What is a Social Enterprise?

What are social enterprises?

Social Enterprises are business that trade for a social purpose.  There is no specific legal definition of a social enterprise, but they have most of the following characteristics:

  • They earn a significant amount of their income through trading.
  • They have a social purpose which is written into their governing document.
  • Their surpluses are used to support their social purpose.
  • They frequently have an ‘asset lock’ which means that the assets can’t be distributed for private gain.

In addition:

  • They are often owned by the community they are set up to support.
  • They frequently provide employment for people who could not work in the mainstream labour market.
  • They may be owned by or grown out of existing charities.
  • They can be commissioned to deliver public services.

Social enterprise can be constituted in a number of ways, including as charities, co-operatives, Limited by Guarantee or community interest companies – or a mixture of these. Their boards may include some paid staff but otherwise are likely to be volunteers, including beneficiary groups or people representative of the communities they support.

What do they do?

Social enterprises are businesses that trade in order to tackle the major challenges we face in society. They make their money from selling goods and services in the open market, but reinvest their profits back into the business or the local community.

Social enterprises create jobs, pay taxes and contribute to their local economies but they also seek to create social and public benefit, providing added social value for communities, including some of the most vulnerable groups.
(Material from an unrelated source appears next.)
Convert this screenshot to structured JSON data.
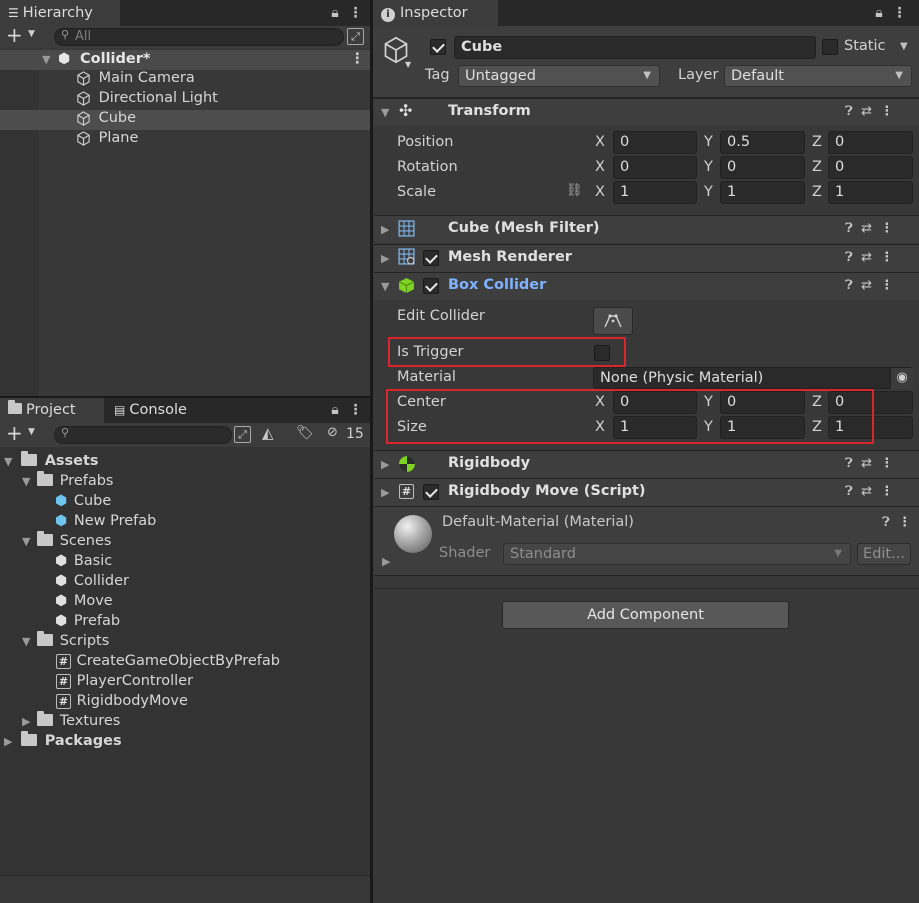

Here is a list of some of the things that social enterprises do:

  • Create jobs for people with disabilities
  • Run community shops and pubs
  • Run community centres and support local regeneration
  • Provide nursing and domiciliary care
  • Organise community events and run leisure facilities
  • Provide out of hours GP services and run practices in disadvantaged communities
  • Support disadvantaged children and your people within education
  • Enable people in receipt of care funding to manage their own care support
  • Run local energy co-ops
  • Provide housing and housing support
  • Provide community transport

There are over 100,000 social enterprises throughout the country contributing £60 billion to the economy and employing two million people.

Social Enterprise UK define social enterprises as businesses that:

  • Have a clear social and/or environmental mission set out in their governing documents
  • Generate the majority of their income through trade
  • Reinvest the majority of their profits
  • Are autonomous of the state
  • Are majority controlled in the interests of the social mission
  • Are accountable and transparent

Want to read more? Social Enterprise UK have more detail on the sector thanks to their State of Social Enterprise Report which is the most comprehensive research undertaken into the state of the sector. It shows that social enterprises in the UK are thriving, outperforming their mainstream SME counterparts in nearly every area of business: turnover growth, workforce growth, job creation, innovation, business optimism, and start-up rates. Here are some key findings: